In addition to not being motivated by fiscal gain, it also helps if you’re not in fiscal need. We aren’t saying that you need to be wealthy, but it is important that you’re not depending on this money to live because there’s no guarantee that it would even work and you would receive compensation.
- You’re compassionate
If you’ve ever known someone who has struggled with infertility, it’s not hard to understand how difficult this process can be for intended parents. Surrogacy represents a lifelong dream for them, and on top of the emotional toll, this process can take a huge hit on a family’s finances as well. Being sensitive to their needs and concerns will make you a great candidate, and an even better friend.
- You love being pregnant
It’s the one thing carriers have in common. Not only do they love being pregnant, but they’re also pretty great at it!
- You’re a great communicator
During the course of your journey, you’ll be asked to communicate with a lot of people. Your going to be responsible in keeping many people up to date on many things. Some very personal.
- You’re flexible
Here’s the thing about surrogacy. It’s all kind of a big waiting game. There’ll be a lot of hurry up and wait going on, as your dates will be dependent on things that we only have so much control over. You’ll have a much better experience if you’re able to be flexible and “go with the flow” as you progress through your journey.

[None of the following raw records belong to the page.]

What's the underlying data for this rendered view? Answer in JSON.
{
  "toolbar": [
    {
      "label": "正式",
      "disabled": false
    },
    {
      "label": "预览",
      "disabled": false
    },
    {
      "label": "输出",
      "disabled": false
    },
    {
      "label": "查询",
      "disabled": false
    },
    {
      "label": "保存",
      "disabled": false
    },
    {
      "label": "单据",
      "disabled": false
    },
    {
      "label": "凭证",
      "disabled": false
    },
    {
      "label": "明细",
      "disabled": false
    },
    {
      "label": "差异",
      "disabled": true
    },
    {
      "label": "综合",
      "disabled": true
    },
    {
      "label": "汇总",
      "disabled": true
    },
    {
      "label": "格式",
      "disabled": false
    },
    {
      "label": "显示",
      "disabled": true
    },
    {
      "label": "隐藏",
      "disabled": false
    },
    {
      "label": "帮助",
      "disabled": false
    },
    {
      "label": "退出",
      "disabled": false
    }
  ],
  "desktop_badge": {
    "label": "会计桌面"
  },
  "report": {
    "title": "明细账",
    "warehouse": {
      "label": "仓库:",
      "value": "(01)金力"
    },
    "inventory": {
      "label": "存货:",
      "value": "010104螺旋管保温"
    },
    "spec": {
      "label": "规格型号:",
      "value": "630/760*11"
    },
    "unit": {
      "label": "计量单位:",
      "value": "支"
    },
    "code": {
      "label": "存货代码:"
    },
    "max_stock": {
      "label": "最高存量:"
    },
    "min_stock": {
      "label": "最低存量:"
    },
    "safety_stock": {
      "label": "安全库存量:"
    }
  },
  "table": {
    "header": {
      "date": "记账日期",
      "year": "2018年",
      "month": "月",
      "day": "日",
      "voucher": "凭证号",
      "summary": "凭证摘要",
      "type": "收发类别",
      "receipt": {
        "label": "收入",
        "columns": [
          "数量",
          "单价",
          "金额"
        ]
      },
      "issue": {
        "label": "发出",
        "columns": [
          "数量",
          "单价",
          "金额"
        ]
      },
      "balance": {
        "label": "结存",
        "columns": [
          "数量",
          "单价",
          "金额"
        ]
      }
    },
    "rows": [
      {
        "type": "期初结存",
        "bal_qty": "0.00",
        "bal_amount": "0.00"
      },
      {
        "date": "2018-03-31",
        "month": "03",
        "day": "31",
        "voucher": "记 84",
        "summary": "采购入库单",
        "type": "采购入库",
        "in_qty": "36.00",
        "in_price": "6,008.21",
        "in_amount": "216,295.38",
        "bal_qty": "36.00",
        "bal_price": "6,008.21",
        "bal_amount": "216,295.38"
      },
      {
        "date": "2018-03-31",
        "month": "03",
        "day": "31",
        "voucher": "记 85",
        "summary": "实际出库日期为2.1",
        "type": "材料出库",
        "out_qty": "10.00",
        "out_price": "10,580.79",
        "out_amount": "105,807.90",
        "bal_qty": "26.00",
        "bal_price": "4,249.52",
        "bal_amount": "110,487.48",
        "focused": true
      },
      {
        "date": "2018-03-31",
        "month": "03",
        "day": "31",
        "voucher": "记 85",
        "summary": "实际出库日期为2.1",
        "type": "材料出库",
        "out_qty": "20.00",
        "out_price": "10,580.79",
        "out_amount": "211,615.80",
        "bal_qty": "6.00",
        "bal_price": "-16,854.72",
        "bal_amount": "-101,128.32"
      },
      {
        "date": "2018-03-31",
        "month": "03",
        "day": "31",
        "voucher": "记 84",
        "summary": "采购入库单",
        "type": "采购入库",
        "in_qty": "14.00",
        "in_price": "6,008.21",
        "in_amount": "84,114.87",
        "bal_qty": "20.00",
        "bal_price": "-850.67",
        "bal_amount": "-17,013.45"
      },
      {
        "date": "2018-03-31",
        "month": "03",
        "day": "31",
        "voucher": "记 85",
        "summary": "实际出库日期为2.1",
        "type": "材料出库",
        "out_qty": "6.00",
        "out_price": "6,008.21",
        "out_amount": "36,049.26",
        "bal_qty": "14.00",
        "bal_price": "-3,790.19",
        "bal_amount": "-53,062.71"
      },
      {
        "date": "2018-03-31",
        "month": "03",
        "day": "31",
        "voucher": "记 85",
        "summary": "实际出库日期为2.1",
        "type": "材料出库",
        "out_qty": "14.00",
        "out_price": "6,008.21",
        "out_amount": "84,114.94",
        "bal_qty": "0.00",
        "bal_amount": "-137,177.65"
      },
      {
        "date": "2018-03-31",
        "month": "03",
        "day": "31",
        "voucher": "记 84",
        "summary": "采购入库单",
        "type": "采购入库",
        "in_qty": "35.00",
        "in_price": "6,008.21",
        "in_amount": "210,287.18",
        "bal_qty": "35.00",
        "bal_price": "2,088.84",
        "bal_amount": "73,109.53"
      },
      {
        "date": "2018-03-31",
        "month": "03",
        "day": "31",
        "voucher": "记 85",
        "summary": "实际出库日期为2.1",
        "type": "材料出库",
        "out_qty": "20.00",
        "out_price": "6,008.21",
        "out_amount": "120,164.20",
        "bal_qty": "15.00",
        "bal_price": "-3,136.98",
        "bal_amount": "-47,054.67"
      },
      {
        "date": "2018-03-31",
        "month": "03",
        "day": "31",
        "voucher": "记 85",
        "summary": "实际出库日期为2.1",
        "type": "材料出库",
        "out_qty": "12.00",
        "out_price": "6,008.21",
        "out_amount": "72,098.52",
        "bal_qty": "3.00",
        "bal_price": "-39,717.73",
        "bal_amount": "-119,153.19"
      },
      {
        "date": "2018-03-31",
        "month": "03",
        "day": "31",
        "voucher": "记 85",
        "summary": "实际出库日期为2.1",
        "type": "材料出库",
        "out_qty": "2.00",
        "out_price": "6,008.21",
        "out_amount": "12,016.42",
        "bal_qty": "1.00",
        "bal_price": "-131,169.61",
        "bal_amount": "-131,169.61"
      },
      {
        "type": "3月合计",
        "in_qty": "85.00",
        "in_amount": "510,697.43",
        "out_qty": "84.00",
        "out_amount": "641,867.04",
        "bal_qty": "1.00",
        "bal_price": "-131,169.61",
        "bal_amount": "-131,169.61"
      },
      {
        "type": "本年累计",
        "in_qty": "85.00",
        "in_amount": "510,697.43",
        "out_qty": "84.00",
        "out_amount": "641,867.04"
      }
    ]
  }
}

So Do these qualities mirror you and your life? Looks like you’re in a great place to be considering surrogacy. The next step is often the scariest… making your first move and applying with a reputable surrogacy agency or saying “yes” to a friend or family member that has asked for your help.
COMMON MYTHS AND MISCONCEPTIONS ABOUT SURROGACY
We’ve reviewed a great deal of information regarding surrogacy, and I wanted to touch on just a few of the many common myths and misconceptions surrounding surrogacy.
Surrogacy is only for the rich or celebrities. The primary reason this myth exists stems from the cost of surrogacy and the fact that it is very expensive. Surrogacy is a very emotional and expensive process to have a baby, and it’s not only for the rich and famous. Yes, some celebrities look to surrogacy to start a family but that’s not the norm.
Another one I hear often, The surrogate may try to keep my baby. From the very beginning, the carrier is aware and agrees that she will not parent or have legal parental rights of the child. There are multiple legal processes in place that cement the legal parentage and negate any parental rights of the carrier. Plus, not to be insensitive, she could just have her own children. She’s already proven that she could.
I will have trouble bonding with my baby. True bonding typically happens after birth. As suggested earlier, a birth plan should be in place to detail how the parents will step in to care and bond with the child immediately after birth. The child is handed over immediately to the intended parents to begin the bonding process and once you have that baby in your arms, your will instantly fall in love.
I hope that you’ve enjoyed today’s episode and that I’ve laid a great foundation for what surrogacy is, the surrogacy process and addressed some fears or concerns you have surrounding surrogacy. Check out our Resources page on TheFertiityCafe.com for links and tools to provide additional information. Thank you for joining me today on Fertility Cafe. I’m Eloise Drane. Remember… “Love has no limits, neither should parenthood.”